**Table of content**

**Definition**

Similar to mechanical power, we see that electric power is the rate at which work is done. However, over here, we measure it in the units of watts. Moreover, people use the term wattage in informally to refer to the electric power in units of watts.

You must have often seen electric power gets produced from electric generators and even other sources like electric batteries. Moreover, businesses and home usually utilize this supply through electric power industry via an electric power grid. After that, electric utilities measure power with the use of an electricity meter, that keeps a running total of the electric energy distributed to a consumer.

Electrical power offers quite a low entropy kind of energy. Further, it can be carried through long distances. In addition, it can also convert to other types of energy like light, motion or heat.

**Get the huge list of Physics Formulas here**

## Electric Power Formula

Electric power can be said to be the rate at which energy gets transported to or from a part of an electric circuit. Energy can be delivered by a battery or a circuit element, for instance, a resistor which releases energy as heat. For any element of the circuit, the power equals to the difference in voltage across the element which multiplies by the current. If we look at it from the Ohm’s Law, we see that V = IR here, thus there are other forms of the electric power formula for resistors. We measure power in units of Watts. Moreover, it is important to know that a Watt = Joule per second. (1 W = 1 J/s). Therefore:

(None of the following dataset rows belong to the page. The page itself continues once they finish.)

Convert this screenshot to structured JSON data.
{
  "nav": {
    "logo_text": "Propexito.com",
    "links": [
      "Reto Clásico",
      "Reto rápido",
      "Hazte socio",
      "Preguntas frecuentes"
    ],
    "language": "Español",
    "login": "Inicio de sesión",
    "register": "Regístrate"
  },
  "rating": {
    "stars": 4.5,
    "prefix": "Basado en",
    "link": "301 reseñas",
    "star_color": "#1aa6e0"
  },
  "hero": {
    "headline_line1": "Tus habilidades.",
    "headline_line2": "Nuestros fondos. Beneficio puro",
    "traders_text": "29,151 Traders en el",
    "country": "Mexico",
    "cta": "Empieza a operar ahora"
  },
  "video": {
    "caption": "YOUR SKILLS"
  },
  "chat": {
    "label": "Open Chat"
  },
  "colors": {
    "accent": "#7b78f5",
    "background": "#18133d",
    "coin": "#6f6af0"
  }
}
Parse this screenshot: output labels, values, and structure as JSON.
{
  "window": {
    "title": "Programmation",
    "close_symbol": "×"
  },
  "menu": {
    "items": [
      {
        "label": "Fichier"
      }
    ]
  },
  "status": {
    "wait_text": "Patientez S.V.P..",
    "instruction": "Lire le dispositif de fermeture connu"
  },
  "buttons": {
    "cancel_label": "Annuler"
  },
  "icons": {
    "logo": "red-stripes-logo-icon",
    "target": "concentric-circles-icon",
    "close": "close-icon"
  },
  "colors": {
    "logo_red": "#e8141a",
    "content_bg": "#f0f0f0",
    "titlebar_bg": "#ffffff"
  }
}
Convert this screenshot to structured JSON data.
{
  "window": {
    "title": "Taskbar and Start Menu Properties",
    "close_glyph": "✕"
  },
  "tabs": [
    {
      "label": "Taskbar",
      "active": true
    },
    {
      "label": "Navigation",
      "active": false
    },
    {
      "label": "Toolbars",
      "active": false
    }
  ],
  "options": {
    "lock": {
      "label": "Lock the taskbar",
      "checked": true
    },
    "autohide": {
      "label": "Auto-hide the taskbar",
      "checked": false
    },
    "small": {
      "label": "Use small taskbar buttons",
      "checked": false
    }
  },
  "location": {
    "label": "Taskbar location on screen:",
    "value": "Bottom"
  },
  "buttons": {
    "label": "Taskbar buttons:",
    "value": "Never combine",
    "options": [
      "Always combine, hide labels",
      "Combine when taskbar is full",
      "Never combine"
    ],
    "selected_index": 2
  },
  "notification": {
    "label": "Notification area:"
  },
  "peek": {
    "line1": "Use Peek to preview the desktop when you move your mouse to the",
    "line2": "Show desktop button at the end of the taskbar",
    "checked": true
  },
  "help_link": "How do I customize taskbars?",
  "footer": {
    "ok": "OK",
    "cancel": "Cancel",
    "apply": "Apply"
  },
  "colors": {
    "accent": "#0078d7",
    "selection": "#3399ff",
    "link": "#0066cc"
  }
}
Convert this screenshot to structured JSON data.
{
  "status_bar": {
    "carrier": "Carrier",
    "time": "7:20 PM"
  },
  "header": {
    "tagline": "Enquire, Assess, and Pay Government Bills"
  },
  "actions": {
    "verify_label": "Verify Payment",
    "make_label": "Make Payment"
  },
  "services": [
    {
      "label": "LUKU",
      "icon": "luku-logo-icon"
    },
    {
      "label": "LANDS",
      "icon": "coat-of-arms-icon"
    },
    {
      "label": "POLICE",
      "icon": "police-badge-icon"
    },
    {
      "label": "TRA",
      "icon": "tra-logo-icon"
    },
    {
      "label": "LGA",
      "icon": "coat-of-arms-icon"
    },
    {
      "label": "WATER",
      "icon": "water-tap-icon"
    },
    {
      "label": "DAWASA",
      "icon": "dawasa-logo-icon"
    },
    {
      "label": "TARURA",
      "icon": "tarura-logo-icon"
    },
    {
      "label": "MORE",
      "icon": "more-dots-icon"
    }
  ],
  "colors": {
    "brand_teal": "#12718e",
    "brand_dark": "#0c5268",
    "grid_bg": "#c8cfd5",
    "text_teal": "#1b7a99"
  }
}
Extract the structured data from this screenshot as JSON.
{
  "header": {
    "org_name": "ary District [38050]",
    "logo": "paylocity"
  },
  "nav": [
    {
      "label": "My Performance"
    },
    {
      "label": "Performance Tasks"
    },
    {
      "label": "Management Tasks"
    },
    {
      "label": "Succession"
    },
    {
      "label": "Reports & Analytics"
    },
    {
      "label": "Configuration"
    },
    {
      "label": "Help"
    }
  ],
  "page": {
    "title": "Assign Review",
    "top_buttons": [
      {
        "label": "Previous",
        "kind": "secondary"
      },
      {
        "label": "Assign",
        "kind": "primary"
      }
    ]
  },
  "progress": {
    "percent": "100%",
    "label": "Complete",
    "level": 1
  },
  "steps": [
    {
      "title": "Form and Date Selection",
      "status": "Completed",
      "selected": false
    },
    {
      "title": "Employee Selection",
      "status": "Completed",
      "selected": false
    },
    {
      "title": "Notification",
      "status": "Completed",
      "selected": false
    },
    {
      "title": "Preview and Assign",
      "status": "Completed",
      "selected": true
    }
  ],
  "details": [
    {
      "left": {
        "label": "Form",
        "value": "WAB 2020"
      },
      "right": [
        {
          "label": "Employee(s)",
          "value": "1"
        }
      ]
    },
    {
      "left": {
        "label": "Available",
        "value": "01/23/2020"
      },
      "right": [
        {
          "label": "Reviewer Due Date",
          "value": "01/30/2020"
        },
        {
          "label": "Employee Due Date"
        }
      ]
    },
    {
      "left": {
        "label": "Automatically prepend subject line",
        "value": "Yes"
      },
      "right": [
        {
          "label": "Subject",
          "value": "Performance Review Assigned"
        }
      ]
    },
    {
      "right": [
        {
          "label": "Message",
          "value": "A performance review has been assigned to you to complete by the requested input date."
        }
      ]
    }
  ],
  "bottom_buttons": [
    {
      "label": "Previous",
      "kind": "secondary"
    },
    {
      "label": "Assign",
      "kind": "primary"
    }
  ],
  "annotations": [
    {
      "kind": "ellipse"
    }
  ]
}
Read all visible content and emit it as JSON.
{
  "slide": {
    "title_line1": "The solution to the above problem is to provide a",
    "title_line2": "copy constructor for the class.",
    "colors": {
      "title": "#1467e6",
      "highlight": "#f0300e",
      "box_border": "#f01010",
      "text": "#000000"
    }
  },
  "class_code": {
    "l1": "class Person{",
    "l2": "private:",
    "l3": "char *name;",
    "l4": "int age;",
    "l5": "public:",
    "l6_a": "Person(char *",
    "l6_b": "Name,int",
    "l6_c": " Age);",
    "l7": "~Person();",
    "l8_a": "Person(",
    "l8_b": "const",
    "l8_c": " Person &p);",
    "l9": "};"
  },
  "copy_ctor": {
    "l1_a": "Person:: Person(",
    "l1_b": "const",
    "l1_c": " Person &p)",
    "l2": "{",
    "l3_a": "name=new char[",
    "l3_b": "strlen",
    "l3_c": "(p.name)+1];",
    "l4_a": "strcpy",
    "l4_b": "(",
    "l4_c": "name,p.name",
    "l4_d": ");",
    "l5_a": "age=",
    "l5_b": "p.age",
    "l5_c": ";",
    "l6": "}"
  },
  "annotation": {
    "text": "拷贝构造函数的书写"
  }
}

P = VI

Over here,

P refers to the electric power

V is the voltage difference

I is the electric current

Then we have the formula for resistors which means, it combines Ohm’s law with Joules Law. Therefore, we have:

P = I^{2 }R = \(\frac{V^{2}}{R}\)

Over here:

P is the electric power (W)

V refers to the difference in voltage (V= J/C)

I is the electric current (A = C/s)

R refers to the resistance (Ω = V/A)

**Solved Example on Electric Power**

**Question- **The battery of mobile phone functions at 12.0 V, further, it needs to provide a current of 0.9 A when music plays, how much power will it require for it?

**Answer- **We can find out the power which we require from the battery by applying the electric power formula. Thus, we will have:

P = VI

P = (12.0 V) (0.9 A)

P = (12.0 J/C) (0.9 C/s)

P = 10.8 J/s

P = 10.8 W

Therefore, the power which the battery requires of the mobile phone is 10.8 W.

**Question- **A resistor has a potential difference of 24.0 V and radiates heat. The rate at which thermal energy produces is 16.0 W. Find out the resistance value.

**Answer- **We can easily find out the resistance value upon rearranging one of the forms of electric power formula. Therefore, we will have:

P = \(\frac{V^{2}}{R}\) \(\rightarrow\) R = \(\frac{V^{2}}{P}\)

R= \(\frac{V^{2}}{P}\)

R = \(\frac{24.0V^{2}}{16.0W}\)

R = \(\frac{576V^{2}}{16.0W}\)

R = 36.0 \(\frac{V^{2}}{W}\)

R = 36.0 \(\frac{V^{2}}{J/s}\)

R = 36.0 \(\frac{V^{2}}{(J/C)(C/s)}\)

R = 36.0 \(\frac{V^{2}}{(V)(A)}\)

R = 36.0 V/A

R = 36.0 Ω

Therefore, we have the resistance value as 36.0 Ω.